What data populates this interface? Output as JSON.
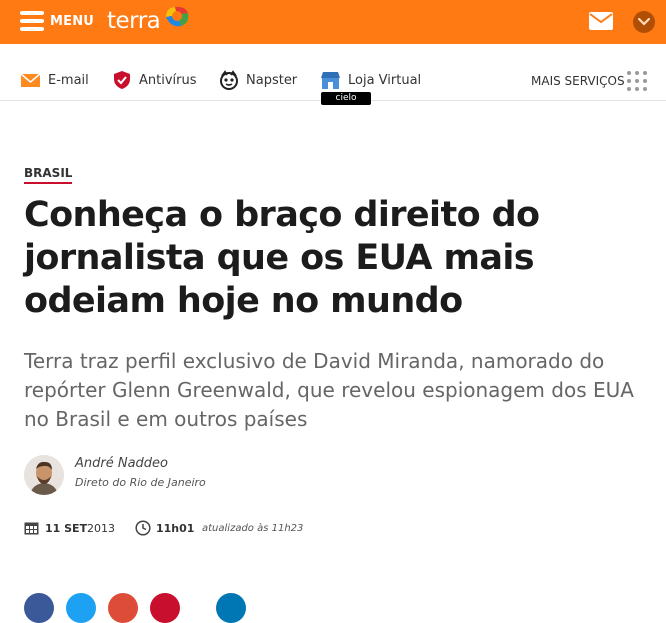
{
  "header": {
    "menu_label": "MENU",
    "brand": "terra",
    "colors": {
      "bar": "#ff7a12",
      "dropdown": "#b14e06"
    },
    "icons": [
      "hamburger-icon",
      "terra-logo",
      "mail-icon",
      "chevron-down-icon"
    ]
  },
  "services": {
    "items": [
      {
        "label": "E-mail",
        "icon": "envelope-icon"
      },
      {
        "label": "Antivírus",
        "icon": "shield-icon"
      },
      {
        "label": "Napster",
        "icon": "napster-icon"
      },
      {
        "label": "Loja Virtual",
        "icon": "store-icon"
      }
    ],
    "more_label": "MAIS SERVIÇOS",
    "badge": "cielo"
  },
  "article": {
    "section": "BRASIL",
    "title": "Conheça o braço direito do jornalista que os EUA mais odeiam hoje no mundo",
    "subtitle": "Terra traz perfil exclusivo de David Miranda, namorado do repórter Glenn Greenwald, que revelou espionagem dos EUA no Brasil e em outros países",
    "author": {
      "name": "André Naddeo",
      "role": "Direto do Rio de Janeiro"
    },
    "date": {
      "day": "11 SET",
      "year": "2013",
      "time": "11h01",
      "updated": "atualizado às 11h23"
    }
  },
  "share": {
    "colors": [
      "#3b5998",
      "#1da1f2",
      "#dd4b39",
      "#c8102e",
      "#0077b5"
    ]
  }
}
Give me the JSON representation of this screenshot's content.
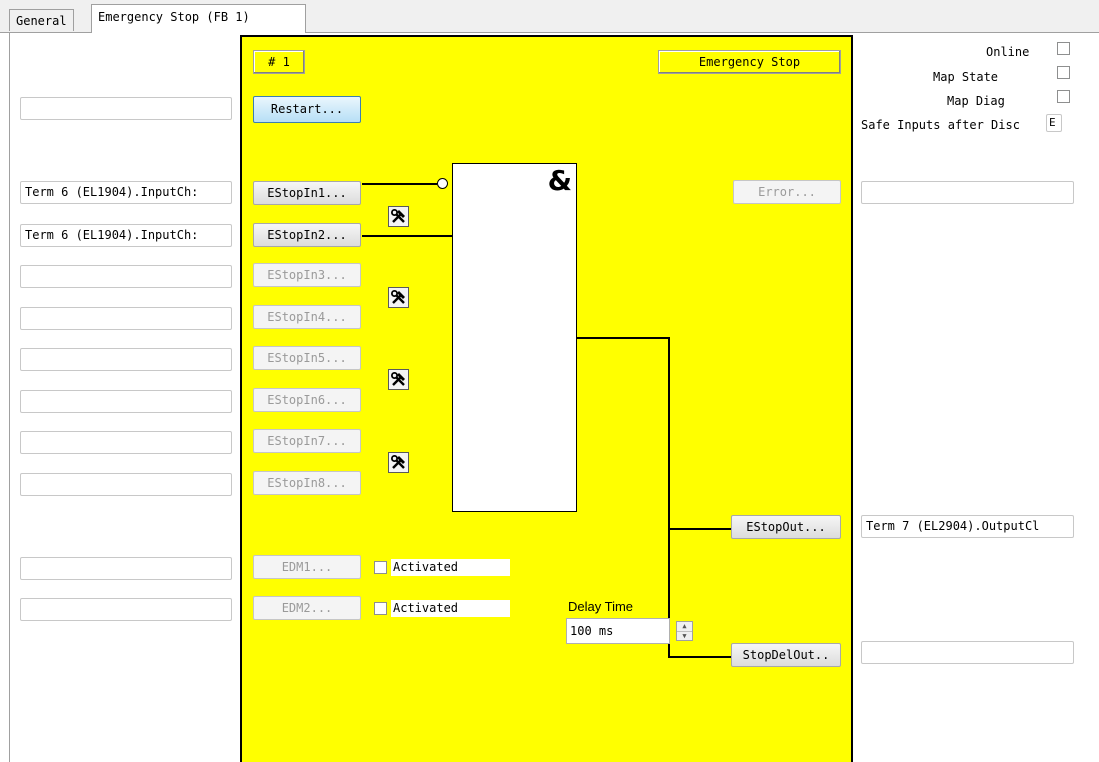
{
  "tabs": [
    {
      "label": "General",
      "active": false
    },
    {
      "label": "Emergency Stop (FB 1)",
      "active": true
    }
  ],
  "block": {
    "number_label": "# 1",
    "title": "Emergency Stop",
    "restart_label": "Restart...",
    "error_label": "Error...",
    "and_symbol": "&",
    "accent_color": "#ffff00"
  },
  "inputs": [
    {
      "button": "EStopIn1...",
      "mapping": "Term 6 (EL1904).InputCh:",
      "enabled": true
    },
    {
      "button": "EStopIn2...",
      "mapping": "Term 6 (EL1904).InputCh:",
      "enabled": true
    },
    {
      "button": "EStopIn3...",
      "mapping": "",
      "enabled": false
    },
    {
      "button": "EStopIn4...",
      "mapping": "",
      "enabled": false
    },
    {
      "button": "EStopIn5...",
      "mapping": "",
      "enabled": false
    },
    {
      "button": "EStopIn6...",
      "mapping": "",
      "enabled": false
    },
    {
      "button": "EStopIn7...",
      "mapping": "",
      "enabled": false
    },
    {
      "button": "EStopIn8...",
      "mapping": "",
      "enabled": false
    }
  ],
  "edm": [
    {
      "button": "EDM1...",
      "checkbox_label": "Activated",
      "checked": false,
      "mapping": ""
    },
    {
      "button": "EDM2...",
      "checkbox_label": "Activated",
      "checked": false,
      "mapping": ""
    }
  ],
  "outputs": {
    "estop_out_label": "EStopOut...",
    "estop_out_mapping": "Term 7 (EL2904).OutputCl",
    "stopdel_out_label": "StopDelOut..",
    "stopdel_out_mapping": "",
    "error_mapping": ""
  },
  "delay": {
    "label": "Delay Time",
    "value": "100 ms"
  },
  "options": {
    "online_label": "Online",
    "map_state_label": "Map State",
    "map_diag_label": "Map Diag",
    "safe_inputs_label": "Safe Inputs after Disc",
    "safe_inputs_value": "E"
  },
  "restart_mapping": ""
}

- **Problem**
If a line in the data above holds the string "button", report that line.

- **Solution for this task**
      "button": "EStopIn1...",
      "button": "EStopIn2...",
      "button": "EStopIn3...",
      "button": "EStopIn4...",
      "button": "EStopIn5...",
      "button": "EStopIn6...",
      "button": "EStopIn7...",
      "button": "EStopIn8...",
      "button": "EDM1...",
      "button": "EDM2...",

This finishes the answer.